At the Guildhall the citizens assembled in Common Hall – the first convened in the city for many years – recorded their determination to continue to a victorious end the present struggle. This war anniversary meeting, like hundreds of others held all over the country, showed something of the firm resolve of Britishers to fight the implacable foe until the cause of liberty and justice shall triumph. The gathering which filled the Assembly Hall was representative of the public, religious, social and industrial life of the city, and the meeting was one of the most memorable ever held in the city;

At the Children’s Court, Sidney Powell (13), Thomas Christian (13) and Ernest Gunnell (12), all of 10 Court, Tybridge Street, were summoned for damaging two currant trees and an apple tree (growing on the land of James Hayes) to the extent of 2s. 6d. All pleaded not guilty.

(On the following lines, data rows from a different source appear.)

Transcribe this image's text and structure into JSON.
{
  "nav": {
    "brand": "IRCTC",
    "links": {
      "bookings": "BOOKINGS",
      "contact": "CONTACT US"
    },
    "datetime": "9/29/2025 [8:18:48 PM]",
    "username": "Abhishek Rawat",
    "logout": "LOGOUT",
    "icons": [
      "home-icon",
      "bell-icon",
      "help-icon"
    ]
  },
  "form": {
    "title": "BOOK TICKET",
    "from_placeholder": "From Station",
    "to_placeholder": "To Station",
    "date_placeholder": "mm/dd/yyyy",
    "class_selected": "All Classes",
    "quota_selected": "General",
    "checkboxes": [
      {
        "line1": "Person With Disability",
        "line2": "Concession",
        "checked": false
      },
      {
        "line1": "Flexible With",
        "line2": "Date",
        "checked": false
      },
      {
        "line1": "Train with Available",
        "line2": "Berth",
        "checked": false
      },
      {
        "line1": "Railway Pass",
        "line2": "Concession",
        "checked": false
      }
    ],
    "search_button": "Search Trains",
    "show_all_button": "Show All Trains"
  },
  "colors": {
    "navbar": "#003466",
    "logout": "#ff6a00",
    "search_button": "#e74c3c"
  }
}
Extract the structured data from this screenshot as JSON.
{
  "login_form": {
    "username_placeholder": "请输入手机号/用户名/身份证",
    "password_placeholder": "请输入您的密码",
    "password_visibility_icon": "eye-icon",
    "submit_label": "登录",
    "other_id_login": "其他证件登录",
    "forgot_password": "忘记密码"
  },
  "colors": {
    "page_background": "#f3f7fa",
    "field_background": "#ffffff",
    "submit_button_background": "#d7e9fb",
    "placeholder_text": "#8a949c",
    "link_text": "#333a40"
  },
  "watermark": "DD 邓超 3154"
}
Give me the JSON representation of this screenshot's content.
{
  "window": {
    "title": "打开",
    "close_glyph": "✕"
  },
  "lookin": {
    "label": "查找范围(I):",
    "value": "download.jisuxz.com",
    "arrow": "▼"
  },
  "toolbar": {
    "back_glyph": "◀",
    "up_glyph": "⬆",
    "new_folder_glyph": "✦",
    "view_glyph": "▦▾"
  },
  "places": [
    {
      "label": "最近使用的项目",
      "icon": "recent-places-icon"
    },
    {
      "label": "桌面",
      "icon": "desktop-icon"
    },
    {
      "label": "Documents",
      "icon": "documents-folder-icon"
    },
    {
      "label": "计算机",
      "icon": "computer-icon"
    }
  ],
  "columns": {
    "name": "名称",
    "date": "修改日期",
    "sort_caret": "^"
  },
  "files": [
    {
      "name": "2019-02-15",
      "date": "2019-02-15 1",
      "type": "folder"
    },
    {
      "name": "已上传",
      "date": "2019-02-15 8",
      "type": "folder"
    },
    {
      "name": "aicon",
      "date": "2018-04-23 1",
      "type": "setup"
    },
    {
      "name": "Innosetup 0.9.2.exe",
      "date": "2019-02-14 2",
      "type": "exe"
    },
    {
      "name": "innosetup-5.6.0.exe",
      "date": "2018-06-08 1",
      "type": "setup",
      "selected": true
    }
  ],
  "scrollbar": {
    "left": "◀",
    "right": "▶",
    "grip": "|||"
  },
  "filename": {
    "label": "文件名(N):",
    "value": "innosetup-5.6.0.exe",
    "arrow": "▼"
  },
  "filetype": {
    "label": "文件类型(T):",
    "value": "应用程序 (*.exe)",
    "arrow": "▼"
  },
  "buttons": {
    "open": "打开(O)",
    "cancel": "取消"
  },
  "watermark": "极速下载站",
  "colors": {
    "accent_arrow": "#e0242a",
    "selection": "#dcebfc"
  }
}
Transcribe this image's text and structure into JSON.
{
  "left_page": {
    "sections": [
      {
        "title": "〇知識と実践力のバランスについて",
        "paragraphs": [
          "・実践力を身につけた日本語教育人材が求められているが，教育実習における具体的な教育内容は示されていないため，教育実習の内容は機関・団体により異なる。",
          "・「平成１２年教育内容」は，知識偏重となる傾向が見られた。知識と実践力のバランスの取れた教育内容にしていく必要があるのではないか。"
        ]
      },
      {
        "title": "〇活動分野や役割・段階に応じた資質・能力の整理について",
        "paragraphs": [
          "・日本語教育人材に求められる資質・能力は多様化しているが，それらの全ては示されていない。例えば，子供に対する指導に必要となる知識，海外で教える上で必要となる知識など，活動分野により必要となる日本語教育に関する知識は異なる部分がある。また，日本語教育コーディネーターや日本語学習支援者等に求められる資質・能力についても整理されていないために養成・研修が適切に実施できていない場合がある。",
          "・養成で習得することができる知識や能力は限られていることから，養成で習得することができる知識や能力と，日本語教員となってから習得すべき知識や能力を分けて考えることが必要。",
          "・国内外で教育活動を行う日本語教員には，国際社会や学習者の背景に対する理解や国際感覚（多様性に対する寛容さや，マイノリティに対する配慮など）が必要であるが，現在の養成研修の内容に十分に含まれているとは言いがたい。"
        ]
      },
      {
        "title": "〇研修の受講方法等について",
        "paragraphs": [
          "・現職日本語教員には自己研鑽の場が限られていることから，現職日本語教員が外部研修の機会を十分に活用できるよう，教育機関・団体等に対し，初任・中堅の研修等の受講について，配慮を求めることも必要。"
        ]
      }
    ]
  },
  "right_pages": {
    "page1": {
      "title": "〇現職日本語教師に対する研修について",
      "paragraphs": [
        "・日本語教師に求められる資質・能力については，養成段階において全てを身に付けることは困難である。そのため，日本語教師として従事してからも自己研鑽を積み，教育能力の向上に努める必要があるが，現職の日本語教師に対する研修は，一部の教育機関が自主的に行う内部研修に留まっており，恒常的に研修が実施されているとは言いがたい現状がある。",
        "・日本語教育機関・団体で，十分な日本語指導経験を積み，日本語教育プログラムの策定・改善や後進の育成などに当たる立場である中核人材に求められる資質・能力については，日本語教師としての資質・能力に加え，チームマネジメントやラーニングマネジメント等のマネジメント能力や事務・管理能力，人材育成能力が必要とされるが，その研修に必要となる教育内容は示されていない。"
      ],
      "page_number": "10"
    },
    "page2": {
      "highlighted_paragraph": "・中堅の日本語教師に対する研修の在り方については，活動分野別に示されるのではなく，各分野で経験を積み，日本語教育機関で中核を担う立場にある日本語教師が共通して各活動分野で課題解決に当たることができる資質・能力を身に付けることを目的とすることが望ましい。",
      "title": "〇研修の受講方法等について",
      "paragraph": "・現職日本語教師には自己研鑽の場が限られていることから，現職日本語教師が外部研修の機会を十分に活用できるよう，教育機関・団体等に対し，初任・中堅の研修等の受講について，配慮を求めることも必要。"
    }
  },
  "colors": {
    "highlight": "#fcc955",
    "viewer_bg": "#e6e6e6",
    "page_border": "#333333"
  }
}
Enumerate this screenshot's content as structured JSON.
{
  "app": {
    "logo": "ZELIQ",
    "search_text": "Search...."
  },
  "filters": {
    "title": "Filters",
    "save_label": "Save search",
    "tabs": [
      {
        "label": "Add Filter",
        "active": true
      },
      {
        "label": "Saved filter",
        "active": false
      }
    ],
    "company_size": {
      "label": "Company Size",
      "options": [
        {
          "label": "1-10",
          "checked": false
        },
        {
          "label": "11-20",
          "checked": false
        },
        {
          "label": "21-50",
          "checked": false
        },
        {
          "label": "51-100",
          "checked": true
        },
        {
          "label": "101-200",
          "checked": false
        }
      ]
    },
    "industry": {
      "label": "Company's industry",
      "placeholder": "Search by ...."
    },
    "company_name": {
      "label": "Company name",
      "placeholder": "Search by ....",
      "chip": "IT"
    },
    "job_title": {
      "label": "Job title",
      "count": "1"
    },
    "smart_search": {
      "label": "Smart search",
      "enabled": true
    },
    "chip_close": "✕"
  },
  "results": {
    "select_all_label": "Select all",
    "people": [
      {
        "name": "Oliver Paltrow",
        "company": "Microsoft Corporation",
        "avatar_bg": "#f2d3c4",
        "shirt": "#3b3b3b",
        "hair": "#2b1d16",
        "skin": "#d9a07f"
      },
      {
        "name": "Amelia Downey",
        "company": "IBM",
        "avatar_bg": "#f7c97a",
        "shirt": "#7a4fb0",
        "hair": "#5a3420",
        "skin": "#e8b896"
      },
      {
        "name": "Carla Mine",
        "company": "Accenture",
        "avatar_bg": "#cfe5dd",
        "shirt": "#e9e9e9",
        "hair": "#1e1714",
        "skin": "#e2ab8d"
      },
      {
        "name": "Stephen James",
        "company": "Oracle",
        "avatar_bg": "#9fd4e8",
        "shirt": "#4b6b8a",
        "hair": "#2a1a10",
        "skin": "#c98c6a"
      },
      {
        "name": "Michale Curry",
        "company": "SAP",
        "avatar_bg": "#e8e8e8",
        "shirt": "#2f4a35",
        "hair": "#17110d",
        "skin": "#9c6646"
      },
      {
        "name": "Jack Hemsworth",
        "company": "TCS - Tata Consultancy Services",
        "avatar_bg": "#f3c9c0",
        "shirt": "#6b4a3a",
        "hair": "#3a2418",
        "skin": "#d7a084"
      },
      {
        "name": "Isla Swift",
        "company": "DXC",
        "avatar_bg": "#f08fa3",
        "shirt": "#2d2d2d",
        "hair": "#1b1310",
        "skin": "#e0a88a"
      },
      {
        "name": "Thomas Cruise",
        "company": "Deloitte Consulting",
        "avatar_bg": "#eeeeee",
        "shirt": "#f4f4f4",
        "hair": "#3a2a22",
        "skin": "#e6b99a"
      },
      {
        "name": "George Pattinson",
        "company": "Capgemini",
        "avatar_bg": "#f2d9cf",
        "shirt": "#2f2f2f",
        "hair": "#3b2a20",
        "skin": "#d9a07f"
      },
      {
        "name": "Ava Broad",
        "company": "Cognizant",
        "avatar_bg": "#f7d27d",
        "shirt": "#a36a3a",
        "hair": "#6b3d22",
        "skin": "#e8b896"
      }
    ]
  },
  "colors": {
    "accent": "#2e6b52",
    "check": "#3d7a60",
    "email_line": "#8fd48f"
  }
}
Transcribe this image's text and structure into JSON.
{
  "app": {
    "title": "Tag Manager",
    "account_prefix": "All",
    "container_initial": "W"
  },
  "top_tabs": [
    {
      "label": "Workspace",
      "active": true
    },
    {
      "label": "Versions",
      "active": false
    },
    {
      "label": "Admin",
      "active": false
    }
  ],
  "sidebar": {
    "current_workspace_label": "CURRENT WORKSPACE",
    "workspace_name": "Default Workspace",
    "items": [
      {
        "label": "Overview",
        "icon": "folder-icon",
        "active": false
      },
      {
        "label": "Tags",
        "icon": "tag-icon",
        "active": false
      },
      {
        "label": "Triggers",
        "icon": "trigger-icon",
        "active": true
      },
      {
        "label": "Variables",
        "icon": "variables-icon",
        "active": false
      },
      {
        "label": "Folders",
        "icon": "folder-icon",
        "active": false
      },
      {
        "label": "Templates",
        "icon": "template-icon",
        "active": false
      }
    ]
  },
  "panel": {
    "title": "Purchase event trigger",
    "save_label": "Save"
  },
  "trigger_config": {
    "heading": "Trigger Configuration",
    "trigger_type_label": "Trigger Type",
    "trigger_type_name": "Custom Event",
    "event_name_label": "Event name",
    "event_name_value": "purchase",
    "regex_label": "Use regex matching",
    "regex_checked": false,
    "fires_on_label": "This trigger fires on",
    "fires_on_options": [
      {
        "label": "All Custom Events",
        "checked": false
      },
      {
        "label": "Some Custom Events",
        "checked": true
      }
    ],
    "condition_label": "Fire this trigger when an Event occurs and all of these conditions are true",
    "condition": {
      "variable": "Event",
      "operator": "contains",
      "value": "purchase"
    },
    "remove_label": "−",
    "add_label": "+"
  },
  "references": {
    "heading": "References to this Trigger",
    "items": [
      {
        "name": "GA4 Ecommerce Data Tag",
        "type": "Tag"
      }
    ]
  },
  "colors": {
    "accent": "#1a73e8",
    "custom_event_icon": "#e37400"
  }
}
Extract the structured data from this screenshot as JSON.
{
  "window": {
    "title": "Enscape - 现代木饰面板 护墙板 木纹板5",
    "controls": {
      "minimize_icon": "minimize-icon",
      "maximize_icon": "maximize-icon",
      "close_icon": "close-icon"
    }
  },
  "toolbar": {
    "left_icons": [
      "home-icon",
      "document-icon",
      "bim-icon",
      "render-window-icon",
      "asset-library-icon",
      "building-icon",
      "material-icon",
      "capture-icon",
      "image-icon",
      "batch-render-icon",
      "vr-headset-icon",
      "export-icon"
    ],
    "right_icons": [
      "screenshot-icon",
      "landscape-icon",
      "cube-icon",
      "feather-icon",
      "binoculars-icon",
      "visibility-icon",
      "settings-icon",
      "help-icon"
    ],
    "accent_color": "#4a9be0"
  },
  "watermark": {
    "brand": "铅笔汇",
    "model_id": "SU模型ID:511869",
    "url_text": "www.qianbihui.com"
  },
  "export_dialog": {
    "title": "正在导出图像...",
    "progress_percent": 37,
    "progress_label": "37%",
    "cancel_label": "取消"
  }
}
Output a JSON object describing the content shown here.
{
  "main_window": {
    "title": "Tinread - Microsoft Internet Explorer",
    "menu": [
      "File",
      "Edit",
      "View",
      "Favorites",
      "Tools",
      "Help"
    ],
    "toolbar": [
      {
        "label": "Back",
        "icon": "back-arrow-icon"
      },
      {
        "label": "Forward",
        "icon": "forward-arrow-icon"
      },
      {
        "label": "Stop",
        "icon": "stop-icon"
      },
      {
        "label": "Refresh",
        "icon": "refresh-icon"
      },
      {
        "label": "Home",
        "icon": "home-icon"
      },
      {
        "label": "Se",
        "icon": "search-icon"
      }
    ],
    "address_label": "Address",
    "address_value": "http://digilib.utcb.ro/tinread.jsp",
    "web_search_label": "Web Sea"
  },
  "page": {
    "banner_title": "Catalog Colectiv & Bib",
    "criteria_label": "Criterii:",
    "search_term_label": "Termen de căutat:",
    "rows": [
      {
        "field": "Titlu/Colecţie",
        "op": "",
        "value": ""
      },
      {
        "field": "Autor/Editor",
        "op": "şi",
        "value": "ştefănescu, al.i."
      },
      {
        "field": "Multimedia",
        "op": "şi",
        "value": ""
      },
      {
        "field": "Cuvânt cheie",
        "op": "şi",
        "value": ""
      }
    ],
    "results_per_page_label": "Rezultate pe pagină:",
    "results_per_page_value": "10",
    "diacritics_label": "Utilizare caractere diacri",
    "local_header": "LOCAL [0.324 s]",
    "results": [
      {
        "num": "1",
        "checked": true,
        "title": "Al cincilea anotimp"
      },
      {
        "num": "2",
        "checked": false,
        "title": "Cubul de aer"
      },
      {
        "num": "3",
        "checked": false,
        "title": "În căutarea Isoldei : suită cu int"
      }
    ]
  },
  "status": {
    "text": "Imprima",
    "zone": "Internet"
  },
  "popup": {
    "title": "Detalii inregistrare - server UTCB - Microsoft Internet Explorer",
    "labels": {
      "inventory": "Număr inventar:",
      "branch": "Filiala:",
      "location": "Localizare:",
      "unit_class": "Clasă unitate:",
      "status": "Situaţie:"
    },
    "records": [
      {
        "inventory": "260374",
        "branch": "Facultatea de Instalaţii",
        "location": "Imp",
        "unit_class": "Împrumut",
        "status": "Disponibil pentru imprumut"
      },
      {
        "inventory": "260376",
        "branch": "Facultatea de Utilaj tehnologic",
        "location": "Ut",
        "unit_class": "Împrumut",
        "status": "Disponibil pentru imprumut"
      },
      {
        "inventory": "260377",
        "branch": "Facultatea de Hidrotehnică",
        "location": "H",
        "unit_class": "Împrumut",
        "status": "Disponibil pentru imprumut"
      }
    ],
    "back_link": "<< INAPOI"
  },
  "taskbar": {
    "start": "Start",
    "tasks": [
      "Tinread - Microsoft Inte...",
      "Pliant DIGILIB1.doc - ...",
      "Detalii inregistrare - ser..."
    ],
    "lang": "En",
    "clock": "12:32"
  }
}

Mr. Hayes went to see Mr. Watts, the schoolmaster, who promised to investigate. Later, that gentleman wrote to the witness, stating that he had punished the defendants, making them write, “Robbing gardens,” all day;

8th Worcesters in the Trenches: We understand that the 8th Worcesters at the front, who have been out of the firing line for some time, have now gone into the trenches for eight days, after which they will be in general reserve for a similar period;

D.C.M.s for Worcesters: Pte. J. Williams, 1st Battalion: For conspicuous gallantry and devotion to duty on May 10, 1915, near Rouges Bancs, when he went out on several occasions in front of our lines, exposed to a heavy fire and at great personal risk, and brought in eleven men of another regiment, who had been lying out since the morning of May 9. Later Pte. Williams reconnoitred a sap over open ground between the lines, and found over 60 wounded men. In conjunction with Corpl. Frazier he organised a rescue party of volunteers, and during the afternoon and night they brought in 80 more wounded men;

Women and Economy: Sir, - The Government are urging us all to be economical. The latest movement to improve the importance of economy is that promoted by a number of distinguished ladies who ask members of their sex to give a pledge “to buy as few luxurious articles of clothing as possible.” Cannot these ladies induce the members of the Women’s Emergency Corps to pay some regard to the question? Our men volunteers can manage to train and to drill without uniform, but the women encourage each other to spend money on a uniform which is not indispensable. I know of no duties that they are doing which cannot be done as well in ordinary dress as in uniform. Not even those members with ample means ought to spare the money to buy uniform in this crisis; but when one hears that young girls (in one case a servant getting a few pounds a year), are advised to equip themselves in uniform there seems to be reason for protest. The greatest service the women can do for us at the present time is to refrain from causing labour; and to cease trying to look impressive or picturesque. ‘SUFFRAGIST.’

Information researched by Sue Redding